Sunday, January 11, 2009

The beginning of the end

“It’s the beginning of the end,” moans Disco.
I didn’t realise how long it had been since I was in Greenside. It wasn’t anything personal; I still loved Greenside, it had a very special place in my heart. But apparently I hadn’t been there for two years.
When I was last in Greenside, it was a pleasant strip of affordably upscale restaurants with attractive elements of residential suburbia. There was a Portuguese seafood place, an Indian restaurant, a couple of trendy eateries of indeterminate ethnicity, alongside a Kwikspar, a laundry and petrol station.

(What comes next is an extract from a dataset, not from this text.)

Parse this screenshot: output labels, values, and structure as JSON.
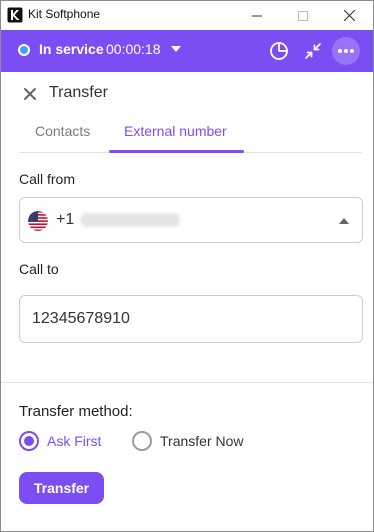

While I was merrily going about my life in Sandton, with some tangential encounters with Newtown, Melville, Fourways and Bryanston, I somehow contrived to avoid Greenside. God, I’d been down Barry Hertzog at least four times, I’d been jolling in Parkhurst, been for a chow in Mellies. So close! I’d even paddled in a canoe race at Emmarentia dam…

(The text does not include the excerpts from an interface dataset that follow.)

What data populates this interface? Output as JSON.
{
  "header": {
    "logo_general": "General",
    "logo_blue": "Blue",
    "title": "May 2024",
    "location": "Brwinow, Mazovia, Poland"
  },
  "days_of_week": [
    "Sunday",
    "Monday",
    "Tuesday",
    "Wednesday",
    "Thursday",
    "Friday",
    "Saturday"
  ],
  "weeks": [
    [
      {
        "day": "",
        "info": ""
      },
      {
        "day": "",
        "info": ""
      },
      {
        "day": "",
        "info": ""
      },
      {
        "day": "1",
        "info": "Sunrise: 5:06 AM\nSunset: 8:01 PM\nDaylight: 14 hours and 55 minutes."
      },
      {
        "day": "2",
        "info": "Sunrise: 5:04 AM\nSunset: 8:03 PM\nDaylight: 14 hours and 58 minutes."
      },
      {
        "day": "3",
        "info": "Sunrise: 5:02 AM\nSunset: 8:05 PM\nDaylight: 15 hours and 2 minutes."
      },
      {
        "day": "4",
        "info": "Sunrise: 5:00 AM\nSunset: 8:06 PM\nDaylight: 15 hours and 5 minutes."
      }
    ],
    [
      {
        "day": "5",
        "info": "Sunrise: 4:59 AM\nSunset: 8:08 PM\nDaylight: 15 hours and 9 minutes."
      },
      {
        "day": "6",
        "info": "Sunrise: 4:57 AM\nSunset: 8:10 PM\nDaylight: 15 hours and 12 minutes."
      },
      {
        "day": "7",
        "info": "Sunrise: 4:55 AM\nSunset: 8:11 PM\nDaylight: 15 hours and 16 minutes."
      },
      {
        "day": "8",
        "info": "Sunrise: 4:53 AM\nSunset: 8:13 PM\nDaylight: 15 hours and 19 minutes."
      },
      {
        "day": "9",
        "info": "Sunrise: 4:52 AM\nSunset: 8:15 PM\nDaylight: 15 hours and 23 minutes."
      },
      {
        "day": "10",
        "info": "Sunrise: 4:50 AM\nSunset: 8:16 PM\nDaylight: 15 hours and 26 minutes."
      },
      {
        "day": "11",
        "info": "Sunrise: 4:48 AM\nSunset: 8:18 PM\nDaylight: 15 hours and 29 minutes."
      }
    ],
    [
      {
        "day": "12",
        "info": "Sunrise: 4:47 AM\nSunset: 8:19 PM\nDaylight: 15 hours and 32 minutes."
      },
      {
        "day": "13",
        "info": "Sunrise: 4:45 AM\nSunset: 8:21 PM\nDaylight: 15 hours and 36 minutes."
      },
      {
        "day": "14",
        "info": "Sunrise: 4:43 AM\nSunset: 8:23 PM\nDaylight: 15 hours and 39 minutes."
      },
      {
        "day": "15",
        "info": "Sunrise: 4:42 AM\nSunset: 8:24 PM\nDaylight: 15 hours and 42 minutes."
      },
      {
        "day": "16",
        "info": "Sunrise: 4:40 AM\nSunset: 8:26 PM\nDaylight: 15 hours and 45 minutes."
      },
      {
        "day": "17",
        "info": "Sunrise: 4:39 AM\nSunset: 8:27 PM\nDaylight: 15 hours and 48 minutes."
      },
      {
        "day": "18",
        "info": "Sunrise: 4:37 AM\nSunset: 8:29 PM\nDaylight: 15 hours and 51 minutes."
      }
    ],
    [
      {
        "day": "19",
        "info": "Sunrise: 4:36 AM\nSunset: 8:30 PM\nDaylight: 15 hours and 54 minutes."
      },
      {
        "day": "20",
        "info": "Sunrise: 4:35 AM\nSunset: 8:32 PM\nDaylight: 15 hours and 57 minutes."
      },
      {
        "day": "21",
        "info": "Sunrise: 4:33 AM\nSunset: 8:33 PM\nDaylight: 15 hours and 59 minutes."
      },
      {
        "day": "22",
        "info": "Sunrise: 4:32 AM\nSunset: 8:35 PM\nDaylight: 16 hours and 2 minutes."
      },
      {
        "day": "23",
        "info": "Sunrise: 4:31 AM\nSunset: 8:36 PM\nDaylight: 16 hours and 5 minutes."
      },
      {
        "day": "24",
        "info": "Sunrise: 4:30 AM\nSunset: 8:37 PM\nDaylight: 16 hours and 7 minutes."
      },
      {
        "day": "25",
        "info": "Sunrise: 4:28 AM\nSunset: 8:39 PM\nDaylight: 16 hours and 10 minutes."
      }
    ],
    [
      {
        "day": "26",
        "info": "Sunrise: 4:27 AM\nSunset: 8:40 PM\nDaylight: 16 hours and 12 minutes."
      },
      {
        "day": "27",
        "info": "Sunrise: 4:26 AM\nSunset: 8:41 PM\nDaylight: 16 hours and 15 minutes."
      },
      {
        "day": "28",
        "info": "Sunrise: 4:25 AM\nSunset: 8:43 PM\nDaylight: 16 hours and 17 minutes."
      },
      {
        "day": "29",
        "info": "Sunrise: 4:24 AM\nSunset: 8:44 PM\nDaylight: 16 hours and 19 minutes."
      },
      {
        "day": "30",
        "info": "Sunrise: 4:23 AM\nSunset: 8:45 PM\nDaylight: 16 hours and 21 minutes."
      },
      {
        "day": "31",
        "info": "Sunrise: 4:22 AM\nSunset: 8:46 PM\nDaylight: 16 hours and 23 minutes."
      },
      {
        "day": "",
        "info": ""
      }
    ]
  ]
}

I’d taken Greenside for granted. In my mind it was always there, inscrutable, eternal, like the Grand Canyon. Meanwhile it was changing, reimagining itself, becoming scrutable.
And now it’s the beginning of the end!
Disco is a Greenside resident, he stays right on the strip, and he has witnessed the change. The devolution.
Where once there was an upmarket eatery there is now a rock club. Gin, it’s called. And it represents the end of Greenside civilization as we know it.
“It’s not the rock club as such,” Disco clarifies. “It’s what happens when the club closes and the place starts emptying out. You get people hanging around on the street, chatting till all hours. Cars driving up and down the street…”
“Mmm… noisy.”
“I think the answer is double glazing. If you think of the Kempinski Hotel in Moscow. It’s right on the main road, and you hardly hear the traffic. Double glazing, bru.”
“Ja, and this is how it started in Melville,” I find myself saying. “Yeoville, Rosebank... It always starts with a nightclub, next thing it’s a couple of nightclubs, then the larney restaurants close down. Next thing the merts arrive…”
“Ja, and you know what it does to the property values.”
“Ja, if you think about it, twenty years ago we were sitting having a dop on the roof of Tandoor.”
Indeed we were. Tandoor in Rockey Street in Yeoville was the coolest place to hang back in 1990. The pulsing Bohemian heart of Johannesburg. A mix of eateries, rock clubs and elements of residential suburbia. Today I wouldn’t go to Yeoville unless I needed to sell my car to a drug dealer for five grand.
“Should we get one more round?”
“Might as well. Make it the last one.”
Ja. Okes are pushing forty. And we can’t be staying out as late as we used to in our heyday. So we’ll make it one last round. Disco gets up and heads downstairs to fetch that last round.
Downstairs at the bar. At Gin, Greenside’s finest new rock venue.

No comments: